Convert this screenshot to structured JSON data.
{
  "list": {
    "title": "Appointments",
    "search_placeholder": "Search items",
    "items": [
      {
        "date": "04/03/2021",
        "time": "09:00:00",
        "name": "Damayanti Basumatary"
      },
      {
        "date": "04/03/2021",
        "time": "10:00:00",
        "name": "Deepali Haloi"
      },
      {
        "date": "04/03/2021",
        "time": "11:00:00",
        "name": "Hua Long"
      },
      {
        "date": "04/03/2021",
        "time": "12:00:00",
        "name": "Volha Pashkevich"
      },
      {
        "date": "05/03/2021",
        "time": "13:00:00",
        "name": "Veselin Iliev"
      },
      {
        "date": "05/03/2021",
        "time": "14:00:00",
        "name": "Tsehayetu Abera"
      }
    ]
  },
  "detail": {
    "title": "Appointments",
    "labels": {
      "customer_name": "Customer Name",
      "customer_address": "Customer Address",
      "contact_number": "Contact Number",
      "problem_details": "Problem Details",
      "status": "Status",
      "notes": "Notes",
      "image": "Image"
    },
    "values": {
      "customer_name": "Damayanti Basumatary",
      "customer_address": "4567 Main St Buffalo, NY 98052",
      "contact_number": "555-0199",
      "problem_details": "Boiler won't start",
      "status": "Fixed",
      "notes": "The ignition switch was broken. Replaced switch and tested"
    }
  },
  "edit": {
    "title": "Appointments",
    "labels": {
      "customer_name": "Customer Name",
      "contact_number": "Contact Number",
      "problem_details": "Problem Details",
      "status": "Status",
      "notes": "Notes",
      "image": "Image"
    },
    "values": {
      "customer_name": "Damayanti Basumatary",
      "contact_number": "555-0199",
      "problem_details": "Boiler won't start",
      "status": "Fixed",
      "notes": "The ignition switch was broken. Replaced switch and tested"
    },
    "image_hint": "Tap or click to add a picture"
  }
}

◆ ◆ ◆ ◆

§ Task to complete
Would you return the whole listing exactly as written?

§ Exercise output
Convert this screenshot to structured JSON data.
{
  "list": {
    "title": "Appointments",
    "search_placeholder": "Search items",
    "items": [
      {
        "date": "04/03/2021",
        "time": "09:00:00",
        "name": "Damayanti Basumatary"
      },
      {
        "date": "04/03/2021",
        "time": "10:00:00",
        "name": "Deepali Haloi"
      },
      {
        "date": "04/03/2021",
        "time": "11:00:00",
        "name": "Hua Long"
      },
      {
        "date": "04/03/2021",
        "time": "12:00:00",
        "name": "Volha Pashkevich"
      },
      {
        "date": "05/03/2021",
        "time": "13:00:00",
        "name": "Veselin Iliev"
      },
      {
        "date": "05/03/2021",
        "time": "14:00:00",
        "name": "Tsehayetu Abera"
      }
    ]
  },
  "detail": {
    "title": "Appointments",
    "labels": {
      "customer_name": "Customer Name",
      "customer_address": "Customer Address",
      "contact_number": "Contact Number",
      "problem_details": "Problem Details",
      "status": "Status",
      "notes": "Notes",
      "image": "Image"
    },
    "values": {
      "customer_name": "Damayanti Basumatary",
      "customer_address": "4567 Main St Buffalo, NY 98052",
      "contact_number": "555-0199",
      "problem_details": "Boiler won't start",
      "status": "Fixed",
      "notes": "The ignition switch was broken. Replaced switch and tested"
    }
  },
  "edit": {
    "title": "Appointments",
    "labels": {
      "customer_name": "Customer Name",
      "contact_number": "Contact Number",
      "problem_details": "Problem Details",
      "status": "Status",
      "notes": "Notes",
      "image": "Image"
    },
    "values": {
      "customer_name": "Damayanti Basumatary",
      "contact_number": "555-0199",
      "problem_details": "Boiler won't start",
      "status": "Fixed",
      "notes": "The ignition switch was broken. Replaced switch and tested"
    },
    "image_hint": "Tap or click to add a picture"
  }
}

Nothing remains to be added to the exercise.